◆ **What to work on**:
Count the lines in the listing below that hold the string "this". Reply with the number alone.

◆ **Material provided**:
┄┄┄┄┄┄
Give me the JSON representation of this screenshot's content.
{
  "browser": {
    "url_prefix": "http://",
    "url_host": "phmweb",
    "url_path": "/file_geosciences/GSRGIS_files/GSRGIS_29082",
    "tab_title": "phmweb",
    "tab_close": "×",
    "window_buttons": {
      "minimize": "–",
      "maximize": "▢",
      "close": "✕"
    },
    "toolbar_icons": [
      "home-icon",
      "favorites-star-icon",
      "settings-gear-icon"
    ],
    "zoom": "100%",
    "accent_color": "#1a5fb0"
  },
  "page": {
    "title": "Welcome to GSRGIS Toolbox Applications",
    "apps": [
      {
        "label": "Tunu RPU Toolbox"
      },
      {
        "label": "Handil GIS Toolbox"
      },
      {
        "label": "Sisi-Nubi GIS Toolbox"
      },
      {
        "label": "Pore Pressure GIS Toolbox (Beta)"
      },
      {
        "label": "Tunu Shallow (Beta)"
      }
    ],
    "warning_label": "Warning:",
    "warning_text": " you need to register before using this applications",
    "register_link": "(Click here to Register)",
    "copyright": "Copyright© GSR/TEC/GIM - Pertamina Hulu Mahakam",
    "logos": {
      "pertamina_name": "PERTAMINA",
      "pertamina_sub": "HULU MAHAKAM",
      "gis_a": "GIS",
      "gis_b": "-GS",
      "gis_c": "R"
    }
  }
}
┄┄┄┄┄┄
◆ **Exercise solution**:
2